[[ INPUT DATA open ]]

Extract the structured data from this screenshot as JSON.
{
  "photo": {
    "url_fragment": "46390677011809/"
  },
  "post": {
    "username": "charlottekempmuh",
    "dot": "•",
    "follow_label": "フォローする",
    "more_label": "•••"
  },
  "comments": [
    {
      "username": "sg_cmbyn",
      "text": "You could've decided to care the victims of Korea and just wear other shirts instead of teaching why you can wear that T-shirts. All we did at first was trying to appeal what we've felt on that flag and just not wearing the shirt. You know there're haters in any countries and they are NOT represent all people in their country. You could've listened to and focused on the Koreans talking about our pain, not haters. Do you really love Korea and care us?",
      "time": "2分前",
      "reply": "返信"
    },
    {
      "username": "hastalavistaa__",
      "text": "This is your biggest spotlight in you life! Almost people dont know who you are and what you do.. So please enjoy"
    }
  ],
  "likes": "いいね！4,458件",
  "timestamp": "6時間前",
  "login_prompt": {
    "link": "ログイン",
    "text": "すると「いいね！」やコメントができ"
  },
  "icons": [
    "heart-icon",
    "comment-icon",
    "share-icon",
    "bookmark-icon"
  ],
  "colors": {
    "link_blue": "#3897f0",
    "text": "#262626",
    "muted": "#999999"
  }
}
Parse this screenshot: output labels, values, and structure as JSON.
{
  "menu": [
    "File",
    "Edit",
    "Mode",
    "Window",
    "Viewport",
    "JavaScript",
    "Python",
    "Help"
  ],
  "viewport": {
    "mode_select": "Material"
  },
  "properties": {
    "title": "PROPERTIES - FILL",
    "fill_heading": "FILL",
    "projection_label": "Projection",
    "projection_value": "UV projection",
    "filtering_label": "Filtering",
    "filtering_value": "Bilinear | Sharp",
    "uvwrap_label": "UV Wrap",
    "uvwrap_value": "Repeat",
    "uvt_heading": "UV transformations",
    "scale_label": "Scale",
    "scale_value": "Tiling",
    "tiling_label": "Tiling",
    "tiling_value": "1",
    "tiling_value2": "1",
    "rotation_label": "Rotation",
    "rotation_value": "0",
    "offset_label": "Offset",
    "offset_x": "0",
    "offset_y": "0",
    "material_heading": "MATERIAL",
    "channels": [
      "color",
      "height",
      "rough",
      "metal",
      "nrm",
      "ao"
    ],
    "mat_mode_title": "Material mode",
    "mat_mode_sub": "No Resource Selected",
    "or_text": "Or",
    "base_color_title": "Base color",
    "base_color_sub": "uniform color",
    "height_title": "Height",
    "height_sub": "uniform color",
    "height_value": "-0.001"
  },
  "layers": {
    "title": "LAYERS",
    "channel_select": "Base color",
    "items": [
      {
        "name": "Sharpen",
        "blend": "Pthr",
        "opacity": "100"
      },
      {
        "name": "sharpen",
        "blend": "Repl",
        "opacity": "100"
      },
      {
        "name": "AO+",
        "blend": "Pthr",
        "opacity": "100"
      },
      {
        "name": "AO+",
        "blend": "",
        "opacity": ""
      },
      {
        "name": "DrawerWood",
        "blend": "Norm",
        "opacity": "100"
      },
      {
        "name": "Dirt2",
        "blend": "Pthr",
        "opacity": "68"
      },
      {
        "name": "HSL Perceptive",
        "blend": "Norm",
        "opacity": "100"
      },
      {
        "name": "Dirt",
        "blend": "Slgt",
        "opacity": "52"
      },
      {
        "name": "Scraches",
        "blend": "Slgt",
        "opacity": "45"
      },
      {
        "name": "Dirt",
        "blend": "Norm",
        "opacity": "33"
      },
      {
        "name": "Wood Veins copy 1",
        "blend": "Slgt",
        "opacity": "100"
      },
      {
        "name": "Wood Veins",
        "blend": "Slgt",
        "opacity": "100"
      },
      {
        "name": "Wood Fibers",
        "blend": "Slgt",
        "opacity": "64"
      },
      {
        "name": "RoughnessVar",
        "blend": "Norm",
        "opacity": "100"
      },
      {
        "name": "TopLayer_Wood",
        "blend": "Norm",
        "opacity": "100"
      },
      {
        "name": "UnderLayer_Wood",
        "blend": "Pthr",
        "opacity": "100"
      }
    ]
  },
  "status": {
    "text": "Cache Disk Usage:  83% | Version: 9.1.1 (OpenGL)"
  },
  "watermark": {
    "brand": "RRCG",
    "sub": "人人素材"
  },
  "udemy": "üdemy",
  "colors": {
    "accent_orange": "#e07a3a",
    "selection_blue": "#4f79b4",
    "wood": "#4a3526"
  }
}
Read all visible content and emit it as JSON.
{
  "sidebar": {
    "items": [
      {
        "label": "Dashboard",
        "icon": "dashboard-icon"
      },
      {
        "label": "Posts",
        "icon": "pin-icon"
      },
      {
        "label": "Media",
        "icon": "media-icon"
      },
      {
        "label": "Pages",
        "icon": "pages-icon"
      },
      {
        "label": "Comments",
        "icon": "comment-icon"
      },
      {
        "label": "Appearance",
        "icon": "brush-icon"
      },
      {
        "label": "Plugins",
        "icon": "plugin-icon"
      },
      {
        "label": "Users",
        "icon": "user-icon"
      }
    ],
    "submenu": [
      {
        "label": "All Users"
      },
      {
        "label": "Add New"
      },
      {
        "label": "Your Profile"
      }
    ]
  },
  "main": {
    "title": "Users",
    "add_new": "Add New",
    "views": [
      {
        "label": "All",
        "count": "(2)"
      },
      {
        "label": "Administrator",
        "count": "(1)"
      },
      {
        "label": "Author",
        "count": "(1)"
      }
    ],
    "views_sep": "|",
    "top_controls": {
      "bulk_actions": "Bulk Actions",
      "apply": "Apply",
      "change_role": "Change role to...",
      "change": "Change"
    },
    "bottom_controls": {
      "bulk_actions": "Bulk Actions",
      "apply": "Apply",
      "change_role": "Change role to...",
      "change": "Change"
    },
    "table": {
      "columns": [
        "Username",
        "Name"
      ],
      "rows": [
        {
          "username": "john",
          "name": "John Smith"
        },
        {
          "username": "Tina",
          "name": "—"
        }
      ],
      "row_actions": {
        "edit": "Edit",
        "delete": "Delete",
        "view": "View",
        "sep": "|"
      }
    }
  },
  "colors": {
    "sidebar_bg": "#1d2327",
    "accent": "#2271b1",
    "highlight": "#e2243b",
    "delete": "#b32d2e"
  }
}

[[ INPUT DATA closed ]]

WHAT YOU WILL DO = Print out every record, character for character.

WRITTEN RESPONSE =
Extract the structured data from this screenshot as JSON.
{
  "photo": {
    "url_fragment": "46390677011809/"
  },
  "post": {
    "username": "charlottekempmuh",
    "dot": "•",
    "follow_label": "フォローする",
    "more_label": "•••"
  },
  "comments": [
    {
      "username": "sg_cmbyn",
      "text": "You could've decided to care the victims of Korea and just wear other shirts instead of teaching why you can wear that T-shirts. All we did at first was trying to appeal what we've felt on that flag and just not wearing the shirt. You know there're haters in any countries and they are NOT represent all people in their country. You could've listened to and focused on the Koreans talking about our pain, not haters. Do you really love Korea and care us?",
      "time": "2分前",
      "reply": "返信"
    },
    {
      "username": "hastalavistaa__",
      "text": "This is your biggest spotlight in you life! Almost people dont know who you are and what you do.. So please enjoy"
    }
  ],
  "likes": "いいね！4,458件",
  "timestamp": "6時間前",
  "login_prompt": {
    "link": "ログイン",
    "text": "すると「いいね！」やコメントができ"
  },
  "icons": [
    "heart-icon",
    "comment-icon",
    "share-icon",
    "bookmark-icon"
  ],
  "colors": {
    "link_blue": "#3897f0",
    "text": "#262626",
    "muted": "#999999"
  }
}
Parse this screenshot: output labels, values, and structure as JSON.
{
  "menu": [
    "File",
    "Edit",
    "Mode",
    "Window",
    "Viewport",
    "JavaScript",
    "Python",
    "Help"
  ],
  "viewport": {
    "mode_select": "Material"
  },
  "properties": {
    "title": "PROPERTIES - FILL",
    "fill_heading": "FILL",
    "projection_label": "Projection",
    "projection_value": "UV projection",
    "filtering_label": "Filtering",
    "filtering_value": "Bilinear | Sharp",
    "uvwrap_label": "UV Wrap",
    "uvwrap_value": "Repeat",
    "uvt_heading": "UV transformations",
    "scale_label": "Scale",
    "scale_value": "Tiling",
    "tiling_label": "Tiling",
    "tiling_value": "1",
    "tiling_value2": "1",
    "rotation_label": "Rotation",
    "rotation_value": "0",
    "offset_label": "Offset",
    "offset_x": "0",
    "offset_y": "0",
    "material_heading": "MATERIAL",
    "channels": [
      "color",
      "height",
      "rough",
      "metal",
      "nrm",
      "ao"
    ],
    "mat_mode_title": "Material mode",
    "mat_mode_sub": "No Resource Selected",
    "or_text": "Or",
    "base_color_title": "Base color",
    "base_color_sub": "uniform color",
    "height_title": "Height",
    "height_sub": "uniform color",
    "height_value": "-0.001"
  },
  "layers": {
    "title": "LAYERS",
    "channel_select": "Base color",
    "items": [
      {
        "name": "Sharpen",
        "blend": "Pthr",
        "opacity": "100"
      },
      {
        "name": "sharpen",
        "blend": "Repl",
        "opacity": "100"
      },
      {
        "name": "AO+",
        "blend": "Pthr",
        "opacity": "100"
      },
      {
        "name": "AO+",
        "blend": "",
        "opacity": ""
      },
      {
        "name": "DrawerWood",
        "blend": "Norm",
        "opacity": "100"
      },
      {
        "name": "Dirt2",
        "blend": "Pthr",
        "opacity": "68"
      },
      {
        "name": "HSL Perceptive",
        "blend": "Norm",
        "opacity": "100"
      },
      {
        "name": "Dirt",
        "blend": "Slgt",
        "opacity": "52"
      },
      {
        "name": "Scraches",
        "blend": "Slgt",
        "opacity": "45"
      },
      {
        "name": "Dirt",
        "blend": "Norm",
        "opacity": "33"
      },
      {
        "name": "Wood Veins copy 1",
        "blend": "Slgt",
        "opacity": "100"
      },
      {
        "name": "Wood Veins",
        "blend": "Slgt",
        "opacity": "100"
      },
      {
        "name": "Wood Fibers",
        "blend": "Slgt",
        "opacity": "64"
      },
      {
        "name": "RoughnessVar",
        "blend": "Norm",
        "opacity": "100"
      },
      {
        "name": "TopLayer_Wood",
        "blend": "Norm",
        "opacity": "100"
      },
      {
        "name": "UnderLayer_Wood",
        "blend": "Pthr",
        "opacity": "100"
      }
    ]
  },
  "status": {
    "text": "Cache Disk Usage:  83% | Version: 9.1.1 (OpenGL)"
  },
  "watermark": {
    "brand": "RRCG",
    "sub": "人人素材"
  },
  "udemy": "üdemy",
  "colors": {
    "accent_orange": "#e07a3a",
    "selection_blue": "#4f79b4",
    "wood": "#4a3526"
  }
}
Read all visible content and emit it as JSON.
{
  "sidebar": {
    "items": [
      {
        "label": "Dashboard",
        "icon": "dashboard-icon"
      },
      {
        "label": "Posts",
        "icon": "pin-icon"
      },
      {
        "label": "Media",
        "icon": "media-icon"
      },
      {
        "label": "Pages",
        "icon": "pages-icon"
      },
      {
        "label": "Comments",
        "icon": "comment-icon"
      },
      {
        "label": "Appearance",
        "icon": "brush-icon"
      },
      {
        "label": "Plugins",
        "icon": "plugin-icon"
      },
      {
        "label": "Users",
        "icon": "user-icon"
      }
    ],
    "submenu": [
      {
        "label": "All Users"
      },
      {
        "label": "Add New"
      },
      {
        "label": "Your Profile"
      }
    ]
  },
  "main": {
    "title": "Users",
    "add_new": "Add New",
    "views": [
      {
        "label": "All",
        "count": "(2)"
      },
      {
        "label": "Administrator",
        "count": "(1)"
      },
      {
        "label": "Author",
        "count": "(1)"
      }
    ],
    "views_sep": "|",
    "top_controls": {
      "bulk_actions": "Bulk Actions",
      "apply": "Apply",
      "change_role": "Change role to...",
      "change": "Change"
    },
    "bottom_controls": {
      "bulk_actions": "Bulk Actions",
      "apply": "Apply",
      "change_role": "Change role to...",
      "change": "Change"
    },
    "table": {
      "columns": [
        "Username",
        "Name"
      ],
      "rows": [
        {
          "username": "john",
          "name": "John Smith"
        },
        {
          "username": "Tina",
          "name": "—"
        }
      ],
      "row_actions": {
        "edit": "Edit",
        "delete": "Delete",
        "view": "View",
        "sep": "|"
      }
    }
  },
  "colors": {
    "sidebar_bg": "#1d2327",
    "accent": "#2271b1",
    "highlight": "#e2243b",
    "delete": "#b32d2e"
  }
}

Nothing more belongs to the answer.